The reaction to the NHS proposals in last week’s Budget has ranged from “more positive than expected with genuine new money for the NHS” to “Mr Hunt has put himself and the government in direct opposition to the views of the NHS leadership”. Saffron Cordery shares 10 reflections on what was announced with a focus on what should happen next.
- The Budget has caused a strong and diverse range of reactions in the NHS. To make sense of these, we need to separate out three different things – the actual proposals themselves, in the context of the Budget as a whole; how they measure up to what the NHS needs; and what the proposals mean for the NHS 2018/19 delivery task.
- While pointing out that the budget proposals for health fall short of what is needed, the three independent health think tanks are reasonably positive about the settlement. They point out that the NHS asked for help in three different areas – extra revenue in 2018/19, extra capital, and funding any pay rise once the 1% pay cap is lifted. They rightly add that the NHS got “genuine new money” in all three areas.
- This came despite the downgraded growth forecast from the Office of Budget Responsibility (OBR) which restricted the Chancellor’s room for manoeuvre on spending commitments. The NHS was the only public service to be treated anywhere near so generously. The budget reaction from the Local Government Association lends a helpful perspective - they clearly think the NHS has done very well.
- It is important to acknowledge – as we did in our post budget reaction statement – that although the new funding is less than the NHS needed, it is also more than was expected. The extra money will help trusts as they strive to protect standards of care for patients. That is to be welcomed.
- However, the shortfall in funding poses real problems. We have pointed consistently to the growing gap between what the NHS is expected to deliver and the funding settlement. We were pleased when others , including Simon Stevens, endorsed this analysis. Just prior to the budget the three health think tanks concluded that at least £4bn was needed next year to stop patient care deteriorating.The actual increase was £1.6 billion. So as we pointed out the NHS will not be able to meet rising demand, fully recover performance targets and consistently maintain high quality patient care in 2018/19. Some tough and difficult choices will now be needed.
- The key immediate issue is what the difficult 2018/19 choices will be, how they are made and just what can be delivered on the enhanced financial envelope next year. Just over a month ago we warned that the NHS would “come under enormous pressure to recover the RTT and A & E performance standards – and much else besides – in return for any extra revenue funding”. And so it has proved.

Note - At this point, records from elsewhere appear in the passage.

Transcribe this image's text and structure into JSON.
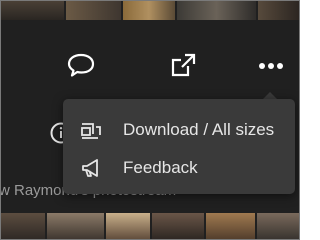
{
  "menu": {
    "items": [
      {
        "label": "Download / All sizes",
        "icon": "download-sizes-icon"
      },
      {
        "label": "Feedback",
        "icon": "megaphone-icon"
      }
    ]
  },
  "toolbar": {
    "icons": [
      "comment-icon",
      "share-icon",
      "more-icon"
    ]
  },
  "background_text": "w Raymond's photostream",
  "colors": {
    "page_background": "#202020",
    "menu_background": "#3a3a3a",
    "menu_text": "#e6e6e6",
    "icon_color": "#ffffff"
  }
}
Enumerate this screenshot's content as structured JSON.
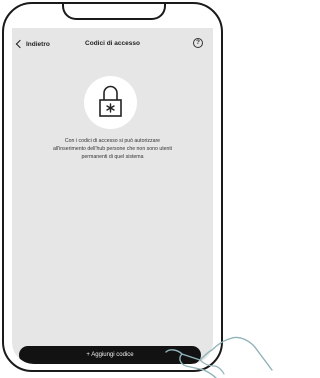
{
  "header": {
    "back_label": "Indietro",
    "title": "Codici di accesso",
    "help_glyph": "?"
  },
  "main": {
    "lock_icon": "padlock-asterisk-icon",
    "description": "Con i codici di accesso si può autorizzare\nall'inserimento dell'hub persone che non sono utenti\npermanenti di quel sistema"
  },
  "footer": {
    "add_button_label": "+ Aggiungi codice"
  },
  "colors": {
    "screen_bg": "#e6e6e6",
    "button_bg": "#121212",
    "button_text": "#f2f2f2",
    "outline": "#1a1a1a"
  },
  "overlay": {
    "pointer_icon": "hand-tap-icon"
  }
}
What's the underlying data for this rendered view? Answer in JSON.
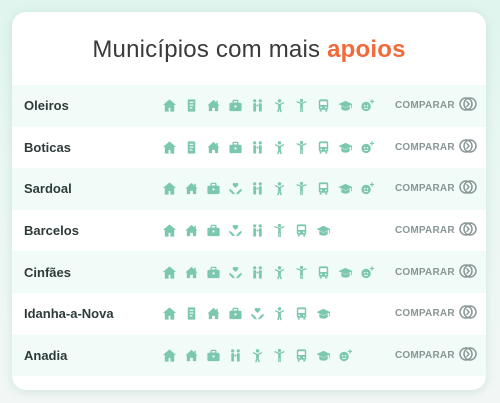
{
  "title": {
    "prefix": "Municípios com mais",
    "highlight": "apoios"
  },
  "accent_color": "#f06a3a",
  "icon_color": "#7cc7b0",
  "compare_label": "COMPARAR",
  "rows": [
    {
      "name": "Oleiros",
      "icons": [
        "house-icon",
        "document-icon",
        "home-icon",
        "briefcase-icon",
        "family-icon",
        "child-icon",
        "person-icon",
        "bus-icon",
        "graduation-cap-icon",
        "elderly-plus-icon"
      ]
    },
    {
      "name": "Boticas",
      "icons": [
        "house-icon",
        "document-icon",
        "home-icon",
        "briefcase-icon",
        "family-icon",
        "child-icon",
        "person-icon",
        "bus-icon",
        "graduation-cap-icon",
        "elderly-plus-icon"
      ]
    },
    {
      "name": "Sardoal",
      "icons": [
        "house-icon",
        "home-icon",
        "briefcase-icon",
        "hands-heart-icon",
        "family-icon",
        "child-icon",
        "person-icon",
        "bus-icon",
        "graduation-cap-icon",
        "elderly-plus-icon"
      ]
    },
    {
      "name": "Barcelos",
      "icons": [
        "house-icon",
        "home-icon",
        "briefcase-icon",
        "hands-heart-icon",
        "family-icon",
        "person-icon",
        "bus-icon",
        "graduation-cap-icon"
      ]
    },
    {
      "name": "Cinfães",
      "icons": [
        "house-icon",
        "home-icon",
        "briefcase-icon",
        "hands-heart-icon",
        "family-icon",
        "child-icon",
        "person-icon",
        "bus-icon",
        "graduation-cap-icon",
        "elderly-plus-icon"
      ]
    },
    {
      "name": "Idanha-a-Nova",
      "icons": [
        "house-icon",
        "document-icon",
        "home-icon",
        "briefcase-icon",
        "hands-heart-icon",
        "child-icon",
        "bus-icon",
        "graduation-cap-icon"
      ]
    },
    {
      "name": "Anadia",
      "icons": [
        "house-icon",
        "home-icon",
        "briefcase-icon",
        "family-icon",
        "child-icon",
        "person-icon",
        "bus-icon",
        "graduation-cap-icon",
        "elderly-plus-icon"
      ]
    }
  ]
}
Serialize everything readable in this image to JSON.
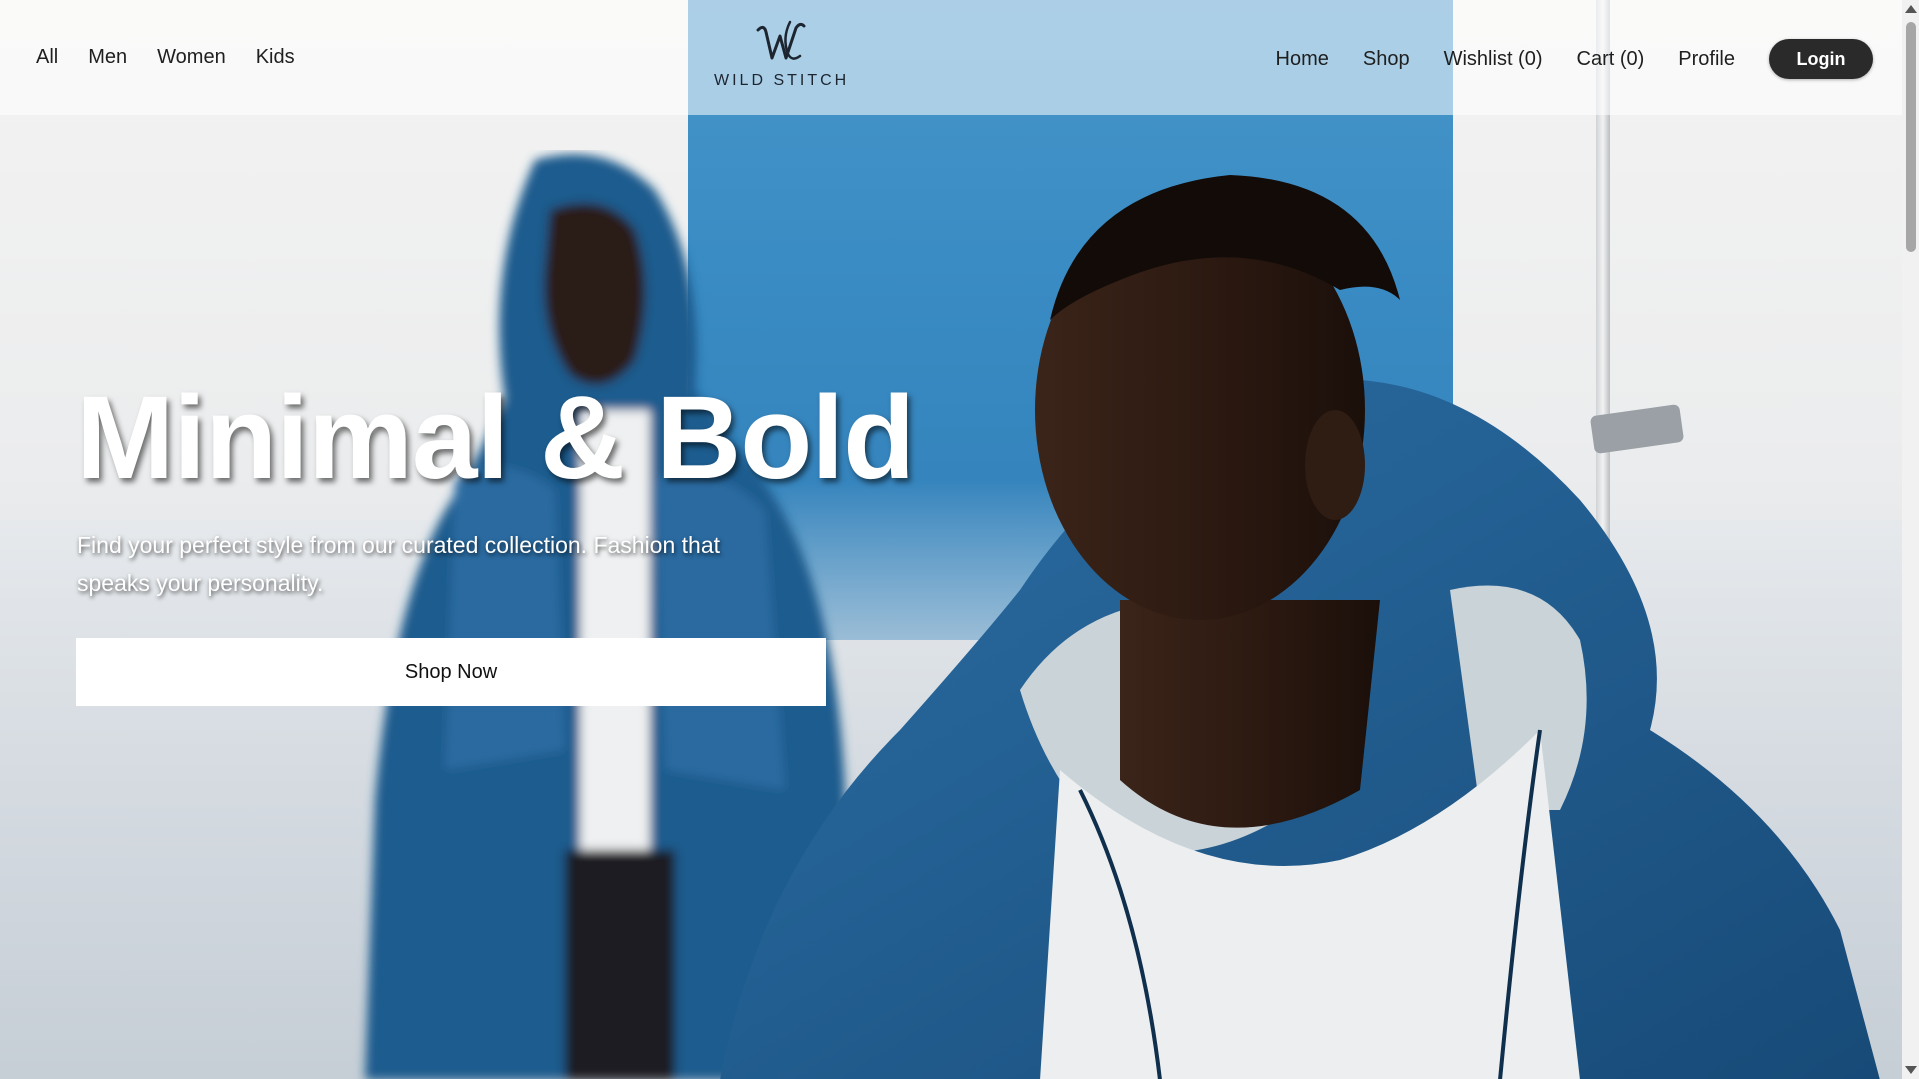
{
  "nav_left": {
    "items": [
      {
        "label": "All"
      },
      {
        "label": "Men"
      },
      {
        "label": "Women"
      },
      {
        "label": "Kids"
      }
    ]
  },
  "logo": {
    "text": "WILD STITCH",
    "icon": "ws-monogram-icon"
  },
  "nav_right": {
    "home": "Home",
    "shop": "Shop",
    "wishlist": "Wishlist (0)",
    "cart": "Cart (0)",
    "profile": "Profile",
    "login": "Login"
  },
  "hero": {
    "title": "Minimal & Bold",
    "subtitle": "Find your perfect style from our curated collection. Fashion that speaks your personality.",
    "cta": "Shop Now"
  },
  "colors": {
    "accent_dark": "#2a2a2a",
    "panel_blue": "#3a8cc4",
    "jacket_blue": "#1f5c8e"
  }
}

- This puts a strong focus on the somewhat enigmatic and mysterious process by which the NHS mandate is agreed between the Government and NHS England. This is how the 2018/19 delivery task for the NHS will be finalised and it will involve a set of decisions that have huge implications for patients. This means the Mandate agreement should be made more transparent,should involve other key players including NHS Improvement and the frontline leaders who will accountable for delivering what is promised. The process should be evidence-based and as objective as possible, reflecting the reality of demographic and other pressures, with a shared focus on achieving what is best for patients.
- A key part of the debate will need to be around the relative importance of different priorities. One immediate concern is that earmarking the extra revenue for 2018/19 for A&E and RTT performance automatically prioritises the acute sector and those particular performance standards. This is likely to be at the expense of community and mental health and primary care – parts of the NHS that are also under huge pressure.
- We must also recognize the importance of adequate funding for social care. This was an important omission in the budget with direct and damaging consequences for the NHS. The capacity and resilience of the social care sector is key to reducing delays in discharging patients who are ready to move on to other settings.
- One final reflection on the actual content of the Budget proposals. NHS Providers has been arguing since June that the NHS needed more winter funding, particularly since it became clear that the extra 2017/18 social care funding was, understandably, not going to produce the consistent reduction in delayed transfers of care being targeted. Whilst the extra £335 million the Government has allocated is welcome it would have had a much greater impact had it been allocated earlier. We understand that the money is being assigned to NHS England and NHS Improvement’s joint Urgent and Emergency Care team for allocation and it’s important they set out as quickly as possible how it will be spent. The same applies to next year’s extra revenue and the linked delivery task. Leading a trust is a difficult job at the moment – the sooner we can give those leaders clarity on these issues, the better.
Read our Budget briefing.